**** TASK INPUT

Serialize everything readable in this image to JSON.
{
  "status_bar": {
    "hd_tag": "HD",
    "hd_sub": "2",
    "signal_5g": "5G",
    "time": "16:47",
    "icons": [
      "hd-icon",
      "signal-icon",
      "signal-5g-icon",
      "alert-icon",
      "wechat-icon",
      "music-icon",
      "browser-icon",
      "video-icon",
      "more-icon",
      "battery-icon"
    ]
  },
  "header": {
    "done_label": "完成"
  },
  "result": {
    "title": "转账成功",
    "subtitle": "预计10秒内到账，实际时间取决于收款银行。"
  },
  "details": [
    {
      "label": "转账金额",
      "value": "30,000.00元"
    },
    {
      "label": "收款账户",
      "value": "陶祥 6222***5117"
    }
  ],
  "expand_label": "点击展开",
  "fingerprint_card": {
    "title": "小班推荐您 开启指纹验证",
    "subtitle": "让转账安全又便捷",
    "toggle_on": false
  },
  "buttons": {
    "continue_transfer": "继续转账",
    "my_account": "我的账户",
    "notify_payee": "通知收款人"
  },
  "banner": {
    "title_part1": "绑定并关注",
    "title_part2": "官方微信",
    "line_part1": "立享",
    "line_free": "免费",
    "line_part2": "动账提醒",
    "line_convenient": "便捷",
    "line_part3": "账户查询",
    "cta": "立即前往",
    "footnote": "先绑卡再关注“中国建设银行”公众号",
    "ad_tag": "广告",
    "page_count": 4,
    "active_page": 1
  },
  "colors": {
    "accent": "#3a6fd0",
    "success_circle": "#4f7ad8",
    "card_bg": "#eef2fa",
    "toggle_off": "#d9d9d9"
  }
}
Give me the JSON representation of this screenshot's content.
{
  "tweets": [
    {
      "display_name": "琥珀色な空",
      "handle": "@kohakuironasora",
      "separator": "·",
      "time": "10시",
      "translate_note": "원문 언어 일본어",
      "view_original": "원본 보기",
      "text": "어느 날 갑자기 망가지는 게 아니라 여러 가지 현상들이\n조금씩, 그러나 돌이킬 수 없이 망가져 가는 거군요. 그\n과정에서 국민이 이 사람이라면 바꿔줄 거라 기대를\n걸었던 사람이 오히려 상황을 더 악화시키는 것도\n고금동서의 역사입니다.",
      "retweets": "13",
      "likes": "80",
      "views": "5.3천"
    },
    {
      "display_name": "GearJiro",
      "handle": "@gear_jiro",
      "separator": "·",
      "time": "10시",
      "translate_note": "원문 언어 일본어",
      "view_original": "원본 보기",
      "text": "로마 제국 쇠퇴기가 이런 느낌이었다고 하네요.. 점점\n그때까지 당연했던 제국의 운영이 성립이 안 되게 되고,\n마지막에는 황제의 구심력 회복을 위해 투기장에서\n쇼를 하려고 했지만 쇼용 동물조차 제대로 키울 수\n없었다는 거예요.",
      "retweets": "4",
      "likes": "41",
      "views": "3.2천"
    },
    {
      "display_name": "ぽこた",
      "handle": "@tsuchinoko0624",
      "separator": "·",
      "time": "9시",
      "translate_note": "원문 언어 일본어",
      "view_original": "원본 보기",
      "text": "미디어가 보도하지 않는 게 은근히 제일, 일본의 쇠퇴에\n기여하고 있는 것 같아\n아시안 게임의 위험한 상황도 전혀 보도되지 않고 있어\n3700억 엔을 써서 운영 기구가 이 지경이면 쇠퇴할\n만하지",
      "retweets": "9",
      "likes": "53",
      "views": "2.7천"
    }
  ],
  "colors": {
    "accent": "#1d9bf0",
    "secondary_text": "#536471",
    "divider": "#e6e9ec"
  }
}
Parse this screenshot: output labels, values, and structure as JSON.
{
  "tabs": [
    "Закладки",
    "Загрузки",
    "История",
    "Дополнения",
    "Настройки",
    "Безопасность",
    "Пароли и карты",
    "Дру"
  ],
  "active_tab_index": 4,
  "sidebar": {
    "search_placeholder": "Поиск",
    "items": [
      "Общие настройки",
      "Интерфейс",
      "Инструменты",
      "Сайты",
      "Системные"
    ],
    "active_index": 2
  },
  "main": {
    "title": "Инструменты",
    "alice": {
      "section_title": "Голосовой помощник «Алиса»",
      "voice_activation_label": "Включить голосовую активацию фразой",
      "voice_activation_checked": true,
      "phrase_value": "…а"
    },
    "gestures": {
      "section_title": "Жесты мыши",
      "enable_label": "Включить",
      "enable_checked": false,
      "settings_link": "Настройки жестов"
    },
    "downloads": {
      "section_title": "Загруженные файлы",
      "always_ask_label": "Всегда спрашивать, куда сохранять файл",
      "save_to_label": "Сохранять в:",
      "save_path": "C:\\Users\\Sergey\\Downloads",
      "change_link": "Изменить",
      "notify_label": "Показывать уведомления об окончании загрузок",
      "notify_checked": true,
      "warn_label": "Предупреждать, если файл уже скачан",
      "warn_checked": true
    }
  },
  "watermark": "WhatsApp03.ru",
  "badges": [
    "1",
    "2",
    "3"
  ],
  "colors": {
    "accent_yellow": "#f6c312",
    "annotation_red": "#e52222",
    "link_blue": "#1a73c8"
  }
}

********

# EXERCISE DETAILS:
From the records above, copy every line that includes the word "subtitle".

# TASK RESULT:
    "subtitle": "预计10秒内到账，实际时间取决于收款银行。"
    "subtitle": "让转账安全又便捷",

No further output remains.